CE Ethics in Professional Practice and Conduct
This session will earn 1.5 PDHs
Abstract:The provision of professional engineering services is governed by state licensing laws and rules of professional conduct and ethics. Professional licensure is granted by states only to those who have demonstrated their knowledge and judgment by meeting the established criteria of education, examination, and experience. Holding such a license means accepting the technical and ethical obligations of the profession and being registered requires an engineer to take personal responsibility for the engineering work performed under his/her supervisory control.

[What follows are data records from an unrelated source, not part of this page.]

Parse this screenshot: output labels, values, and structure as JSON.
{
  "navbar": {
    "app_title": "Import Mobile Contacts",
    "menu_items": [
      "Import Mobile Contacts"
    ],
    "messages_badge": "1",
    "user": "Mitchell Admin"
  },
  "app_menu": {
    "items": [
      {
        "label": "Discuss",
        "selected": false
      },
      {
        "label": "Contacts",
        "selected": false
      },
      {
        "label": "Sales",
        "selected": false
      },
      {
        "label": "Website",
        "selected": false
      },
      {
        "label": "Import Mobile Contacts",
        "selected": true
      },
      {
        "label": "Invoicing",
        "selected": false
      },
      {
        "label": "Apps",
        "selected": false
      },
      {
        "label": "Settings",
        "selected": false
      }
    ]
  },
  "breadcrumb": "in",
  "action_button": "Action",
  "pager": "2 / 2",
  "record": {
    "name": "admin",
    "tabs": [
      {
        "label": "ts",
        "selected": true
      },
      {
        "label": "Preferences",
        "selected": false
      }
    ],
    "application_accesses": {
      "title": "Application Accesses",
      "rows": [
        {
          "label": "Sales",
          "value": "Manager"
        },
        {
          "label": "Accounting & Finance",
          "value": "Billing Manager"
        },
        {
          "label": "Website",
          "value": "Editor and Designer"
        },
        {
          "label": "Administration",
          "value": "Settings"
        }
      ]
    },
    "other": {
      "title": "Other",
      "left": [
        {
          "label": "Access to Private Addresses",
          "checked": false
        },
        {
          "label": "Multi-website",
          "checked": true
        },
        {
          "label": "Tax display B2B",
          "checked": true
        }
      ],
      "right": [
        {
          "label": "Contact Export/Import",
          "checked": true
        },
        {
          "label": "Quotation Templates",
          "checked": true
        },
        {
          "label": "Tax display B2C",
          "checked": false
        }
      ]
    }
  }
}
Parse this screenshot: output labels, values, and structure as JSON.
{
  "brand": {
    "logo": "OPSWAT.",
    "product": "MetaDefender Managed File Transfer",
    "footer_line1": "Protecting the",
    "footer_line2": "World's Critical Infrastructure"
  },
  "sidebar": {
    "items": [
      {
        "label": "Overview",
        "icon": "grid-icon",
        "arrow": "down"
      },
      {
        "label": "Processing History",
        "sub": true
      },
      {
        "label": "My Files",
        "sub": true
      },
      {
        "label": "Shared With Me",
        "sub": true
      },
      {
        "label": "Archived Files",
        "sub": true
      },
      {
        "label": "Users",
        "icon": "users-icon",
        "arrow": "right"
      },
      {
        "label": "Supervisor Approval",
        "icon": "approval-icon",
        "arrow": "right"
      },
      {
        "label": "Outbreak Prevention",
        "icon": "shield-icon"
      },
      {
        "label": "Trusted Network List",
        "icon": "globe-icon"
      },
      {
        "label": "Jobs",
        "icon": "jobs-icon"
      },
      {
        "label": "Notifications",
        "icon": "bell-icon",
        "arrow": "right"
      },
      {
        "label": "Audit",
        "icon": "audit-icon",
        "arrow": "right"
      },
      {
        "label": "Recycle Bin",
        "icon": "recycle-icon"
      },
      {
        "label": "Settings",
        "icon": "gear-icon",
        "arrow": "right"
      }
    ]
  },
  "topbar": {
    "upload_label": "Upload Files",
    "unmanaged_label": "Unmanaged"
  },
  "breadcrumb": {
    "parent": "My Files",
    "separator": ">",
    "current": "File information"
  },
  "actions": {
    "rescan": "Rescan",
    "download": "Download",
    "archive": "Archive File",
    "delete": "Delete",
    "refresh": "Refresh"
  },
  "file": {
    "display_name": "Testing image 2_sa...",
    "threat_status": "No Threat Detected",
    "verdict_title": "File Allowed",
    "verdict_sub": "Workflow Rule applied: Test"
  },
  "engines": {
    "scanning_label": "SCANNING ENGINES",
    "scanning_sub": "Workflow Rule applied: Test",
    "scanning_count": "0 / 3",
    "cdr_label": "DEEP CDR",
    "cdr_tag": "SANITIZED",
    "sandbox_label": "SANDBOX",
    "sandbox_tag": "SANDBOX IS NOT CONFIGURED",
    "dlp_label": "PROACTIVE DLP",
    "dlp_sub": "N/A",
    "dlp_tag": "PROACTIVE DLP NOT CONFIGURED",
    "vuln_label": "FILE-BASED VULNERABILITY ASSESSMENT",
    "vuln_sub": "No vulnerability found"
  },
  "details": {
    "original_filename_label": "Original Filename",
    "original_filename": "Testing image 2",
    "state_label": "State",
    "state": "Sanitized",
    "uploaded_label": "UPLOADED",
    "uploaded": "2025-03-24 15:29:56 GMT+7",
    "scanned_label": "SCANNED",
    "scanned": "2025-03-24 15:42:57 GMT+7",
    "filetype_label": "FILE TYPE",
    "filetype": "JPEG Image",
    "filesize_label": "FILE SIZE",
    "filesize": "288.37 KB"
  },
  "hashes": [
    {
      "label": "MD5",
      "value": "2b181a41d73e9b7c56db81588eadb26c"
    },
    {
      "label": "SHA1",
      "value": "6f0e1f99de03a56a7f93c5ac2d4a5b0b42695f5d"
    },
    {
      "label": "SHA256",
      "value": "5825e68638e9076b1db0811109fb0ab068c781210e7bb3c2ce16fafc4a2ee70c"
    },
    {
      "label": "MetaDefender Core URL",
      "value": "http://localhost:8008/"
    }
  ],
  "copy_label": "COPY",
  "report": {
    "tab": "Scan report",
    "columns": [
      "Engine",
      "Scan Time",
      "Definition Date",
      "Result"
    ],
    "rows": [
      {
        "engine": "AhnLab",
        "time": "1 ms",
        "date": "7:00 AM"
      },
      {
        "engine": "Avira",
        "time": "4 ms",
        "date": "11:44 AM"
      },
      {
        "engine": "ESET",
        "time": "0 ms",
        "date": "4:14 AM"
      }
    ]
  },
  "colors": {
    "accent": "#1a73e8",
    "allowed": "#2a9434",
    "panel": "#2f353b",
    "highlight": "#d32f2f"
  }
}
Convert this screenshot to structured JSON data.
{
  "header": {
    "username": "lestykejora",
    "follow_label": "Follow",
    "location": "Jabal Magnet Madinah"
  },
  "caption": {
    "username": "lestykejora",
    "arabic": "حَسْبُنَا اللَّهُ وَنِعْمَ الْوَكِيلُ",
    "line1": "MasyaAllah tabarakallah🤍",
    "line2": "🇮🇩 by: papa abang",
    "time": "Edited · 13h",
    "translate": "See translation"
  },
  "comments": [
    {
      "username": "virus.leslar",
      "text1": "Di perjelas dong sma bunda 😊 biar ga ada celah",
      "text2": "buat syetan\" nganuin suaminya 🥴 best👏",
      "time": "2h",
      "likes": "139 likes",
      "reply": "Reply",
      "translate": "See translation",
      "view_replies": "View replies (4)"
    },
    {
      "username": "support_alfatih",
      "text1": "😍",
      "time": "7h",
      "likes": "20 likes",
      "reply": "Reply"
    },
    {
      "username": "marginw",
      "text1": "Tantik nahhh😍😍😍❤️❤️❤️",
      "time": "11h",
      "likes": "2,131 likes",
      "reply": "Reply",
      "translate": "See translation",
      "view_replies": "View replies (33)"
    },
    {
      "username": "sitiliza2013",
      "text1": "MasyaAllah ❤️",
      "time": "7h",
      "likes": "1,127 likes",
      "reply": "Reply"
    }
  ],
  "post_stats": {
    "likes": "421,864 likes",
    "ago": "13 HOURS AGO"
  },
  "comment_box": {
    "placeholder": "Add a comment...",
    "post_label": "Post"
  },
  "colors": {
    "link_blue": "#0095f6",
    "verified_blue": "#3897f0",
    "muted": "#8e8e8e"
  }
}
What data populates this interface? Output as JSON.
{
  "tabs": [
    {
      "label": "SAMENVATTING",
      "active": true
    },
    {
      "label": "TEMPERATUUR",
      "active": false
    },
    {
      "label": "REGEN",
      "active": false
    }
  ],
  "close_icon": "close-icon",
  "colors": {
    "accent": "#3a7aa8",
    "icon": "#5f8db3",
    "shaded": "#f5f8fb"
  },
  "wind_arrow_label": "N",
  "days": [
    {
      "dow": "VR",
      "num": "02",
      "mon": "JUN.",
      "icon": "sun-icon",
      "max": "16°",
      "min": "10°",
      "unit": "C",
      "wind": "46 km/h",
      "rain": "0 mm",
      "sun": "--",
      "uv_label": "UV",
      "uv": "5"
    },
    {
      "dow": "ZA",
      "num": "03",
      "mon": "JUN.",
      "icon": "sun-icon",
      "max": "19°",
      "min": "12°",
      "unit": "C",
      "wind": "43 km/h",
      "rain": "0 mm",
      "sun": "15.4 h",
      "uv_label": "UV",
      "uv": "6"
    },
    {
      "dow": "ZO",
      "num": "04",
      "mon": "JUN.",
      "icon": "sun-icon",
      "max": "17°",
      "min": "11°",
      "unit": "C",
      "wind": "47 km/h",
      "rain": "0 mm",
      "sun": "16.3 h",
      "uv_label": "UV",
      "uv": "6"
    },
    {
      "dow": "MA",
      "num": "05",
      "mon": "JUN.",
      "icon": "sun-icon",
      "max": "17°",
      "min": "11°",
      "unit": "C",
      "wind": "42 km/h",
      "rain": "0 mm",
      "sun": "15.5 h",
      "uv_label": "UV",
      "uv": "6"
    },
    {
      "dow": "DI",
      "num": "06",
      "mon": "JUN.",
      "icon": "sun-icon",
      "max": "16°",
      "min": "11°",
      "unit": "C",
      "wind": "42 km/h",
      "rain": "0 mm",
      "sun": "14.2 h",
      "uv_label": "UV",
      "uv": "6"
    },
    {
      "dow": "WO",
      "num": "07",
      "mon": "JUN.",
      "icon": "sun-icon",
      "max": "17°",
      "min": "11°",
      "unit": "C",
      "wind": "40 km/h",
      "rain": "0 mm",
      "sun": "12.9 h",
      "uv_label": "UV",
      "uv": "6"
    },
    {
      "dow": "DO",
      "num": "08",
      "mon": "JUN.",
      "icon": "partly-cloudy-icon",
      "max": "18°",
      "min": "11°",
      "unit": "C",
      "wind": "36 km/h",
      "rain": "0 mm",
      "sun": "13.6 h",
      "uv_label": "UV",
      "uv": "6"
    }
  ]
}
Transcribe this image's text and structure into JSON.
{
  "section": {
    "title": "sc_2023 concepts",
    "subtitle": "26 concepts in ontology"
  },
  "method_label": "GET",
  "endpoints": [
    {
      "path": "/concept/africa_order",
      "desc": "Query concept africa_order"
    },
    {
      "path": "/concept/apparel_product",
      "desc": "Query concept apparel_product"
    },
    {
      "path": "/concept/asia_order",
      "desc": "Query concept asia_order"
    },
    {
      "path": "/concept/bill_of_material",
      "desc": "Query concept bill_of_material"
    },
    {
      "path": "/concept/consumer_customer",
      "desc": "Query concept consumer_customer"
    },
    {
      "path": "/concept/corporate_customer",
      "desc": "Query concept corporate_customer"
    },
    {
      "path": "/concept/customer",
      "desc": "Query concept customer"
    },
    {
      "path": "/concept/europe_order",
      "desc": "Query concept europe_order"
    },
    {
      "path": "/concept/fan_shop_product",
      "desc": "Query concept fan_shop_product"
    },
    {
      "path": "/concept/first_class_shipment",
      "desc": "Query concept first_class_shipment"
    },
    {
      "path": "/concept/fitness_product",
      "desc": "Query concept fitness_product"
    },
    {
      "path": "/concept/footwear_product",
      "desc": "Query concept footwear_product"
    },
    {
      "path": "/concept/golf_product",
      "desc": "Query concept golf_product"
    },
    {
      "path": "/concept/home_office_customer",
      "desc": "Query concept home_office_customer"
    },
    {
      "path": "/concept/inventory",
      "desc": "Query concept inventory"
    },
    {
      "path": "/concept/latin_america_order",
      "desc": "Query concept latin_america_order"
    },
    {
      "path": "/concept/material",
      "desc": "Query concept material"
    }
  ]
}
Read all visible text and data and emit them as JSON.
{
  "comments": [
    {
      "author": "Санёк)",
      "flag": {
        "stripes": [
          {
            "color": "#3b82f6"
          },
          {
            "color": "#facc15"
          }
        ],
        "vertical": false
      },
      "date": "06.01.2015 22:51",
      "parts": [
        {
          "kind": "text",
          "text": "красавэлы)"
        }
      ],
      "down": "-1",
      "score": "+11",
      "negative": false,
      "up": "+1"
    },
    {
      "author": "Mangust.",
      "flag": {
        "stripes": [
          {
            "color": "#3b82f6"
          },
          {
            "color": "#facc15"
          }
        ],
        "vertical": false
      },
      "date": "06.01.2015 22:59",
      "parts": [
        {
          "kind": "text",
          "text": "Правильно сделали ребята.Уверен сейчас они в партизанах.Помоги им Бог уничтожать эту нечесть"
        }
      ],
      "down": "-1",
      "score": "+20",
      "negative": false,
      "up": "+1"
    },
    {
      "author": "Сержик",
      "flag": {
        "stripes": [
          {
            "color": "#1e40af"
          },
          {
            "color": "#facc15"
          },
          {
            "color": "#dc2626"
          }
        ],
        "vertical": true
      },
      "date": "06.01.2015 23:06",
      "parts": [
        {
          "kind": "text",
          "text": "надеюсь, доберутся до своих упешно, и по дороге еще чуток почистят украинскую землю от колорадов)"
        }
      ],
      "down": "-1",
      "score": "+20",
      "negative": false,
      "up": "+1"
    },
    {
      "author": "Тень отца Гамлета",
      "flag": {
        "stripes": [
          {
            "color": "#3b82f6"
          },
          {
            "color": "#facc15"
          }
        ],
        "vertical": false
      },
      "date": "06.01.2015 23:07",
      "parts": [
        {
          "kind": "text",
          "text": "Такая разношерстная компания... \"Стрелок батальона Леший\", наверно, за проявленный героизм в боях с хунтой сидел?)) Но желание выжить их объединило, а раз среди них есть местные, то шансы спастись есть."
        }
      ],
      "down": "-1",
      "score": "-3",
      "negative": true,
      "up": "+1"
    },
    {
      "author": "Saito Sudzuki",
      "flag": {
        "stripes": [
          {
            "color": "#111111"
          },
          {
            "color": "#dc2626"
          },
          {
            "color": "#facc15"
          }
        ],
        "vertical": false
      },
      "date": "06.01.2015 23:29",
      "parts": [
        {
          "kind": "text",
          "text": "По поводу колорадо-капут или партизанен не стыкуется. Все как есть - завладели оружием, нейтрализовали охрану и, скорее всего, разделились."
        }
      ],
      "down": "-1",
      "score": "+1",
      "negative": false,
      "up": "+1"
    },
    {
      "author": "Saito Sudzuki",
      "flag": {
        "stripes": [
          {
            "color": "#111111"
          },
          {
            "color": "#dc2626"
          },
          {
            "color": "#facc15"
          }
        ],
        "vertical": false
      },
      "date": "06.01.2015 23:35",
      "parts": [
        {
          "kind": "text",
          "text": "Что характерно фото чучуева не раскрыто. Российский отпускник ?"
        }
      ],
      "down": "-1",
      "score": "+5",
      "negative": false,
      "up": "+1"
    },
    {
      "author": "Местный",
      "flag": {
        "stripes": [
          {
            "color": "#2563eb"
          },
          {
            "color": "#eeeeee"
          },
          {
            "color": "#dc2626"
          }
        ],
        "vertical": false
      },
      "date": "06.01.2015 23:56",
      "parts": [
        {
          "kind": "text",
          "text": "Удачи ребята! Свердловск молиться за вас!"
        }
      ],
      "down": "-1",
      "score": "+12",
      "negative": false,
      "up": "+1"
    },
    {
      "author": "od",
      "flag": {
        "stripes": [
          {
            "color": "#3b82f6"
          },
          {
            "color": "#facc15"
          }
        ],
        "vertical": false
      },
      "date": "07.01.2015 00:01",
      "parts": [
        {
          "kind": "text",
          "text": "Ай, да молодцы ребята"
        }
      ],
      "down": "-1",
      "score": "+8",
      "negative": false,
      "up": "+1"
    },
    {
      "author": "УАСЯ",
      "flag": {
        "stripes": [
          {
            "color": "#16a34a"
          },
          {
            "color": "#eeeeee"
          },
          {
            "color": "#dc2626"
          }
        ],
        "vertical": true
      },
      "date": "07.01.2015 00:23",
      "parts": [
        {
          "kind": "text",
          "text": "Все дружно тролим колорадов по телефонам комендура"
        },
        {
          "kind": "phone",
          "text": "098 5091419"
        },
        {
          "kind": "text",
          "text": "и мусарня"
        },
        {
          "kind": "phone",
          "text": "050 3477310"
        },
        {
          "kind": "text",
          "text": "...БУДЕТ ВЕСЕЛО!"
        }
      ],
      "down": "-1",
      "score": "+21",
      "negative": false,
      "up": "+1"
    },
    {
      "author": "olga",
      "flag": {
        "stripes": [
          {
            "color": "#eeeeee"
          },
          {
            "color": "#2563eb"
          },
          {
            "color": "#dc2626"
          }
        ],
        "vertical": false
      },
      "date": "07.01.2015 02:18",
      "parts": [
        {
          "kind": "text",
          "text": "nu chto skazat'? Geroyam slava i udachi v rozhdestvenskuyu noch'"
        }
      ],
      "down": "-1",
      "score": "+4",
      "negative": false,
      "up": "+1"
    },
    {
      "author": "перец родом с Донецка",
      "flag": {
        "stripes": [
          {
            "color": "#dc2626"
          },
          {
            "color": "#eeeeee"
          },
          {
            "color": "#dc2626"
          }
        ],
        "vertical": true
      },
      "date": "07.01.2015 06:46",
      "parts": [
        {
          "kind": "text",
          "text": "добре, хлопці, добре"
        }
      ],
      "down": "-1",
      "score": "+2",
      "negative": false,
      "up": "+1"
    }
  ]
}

This presentation will provide convention participants from students to seasoned professionals with best-practice requirements and guidelines for professional engineering. Leading with an overview of the fundamental canons, rules of practice and professional obligations of the licensure code of ethics, participants will learn how the legal concept, “fiduciary duty,” applies to the practice of engineering and be introduced to the basic tenets of an exemplary code of conduct used successfully by major U.S. A/E firms. The presentation will address qualifications to perform engineering work in terms of the business licensing/registration, professional performance and compliance, and scope of work and contracts. A section on the delivery of contractual obligations addresses best-practice steps related to the organization, qualified personnel, subconsultants, quality control and scope changes, summarizing with key takeaways.
- Name five fundamental canons of the Code of Ethics that engineers and architects should follow in the fulfillment of their professional duties, as defined by one of the professional engineering societies to which the professional belongs, such as ASCE, NSPE, etc.
- Identify six rules of practice for engineers, as defined by the Professional Engineering Board for the individual’s home state AND name five business licensing/registration requirements for a professional service firm to be qualified to perform work within any US jurisdiction, in accordance with state laws.
- Identify four key criteria that all subconsultants must meet in order to be considered for the work.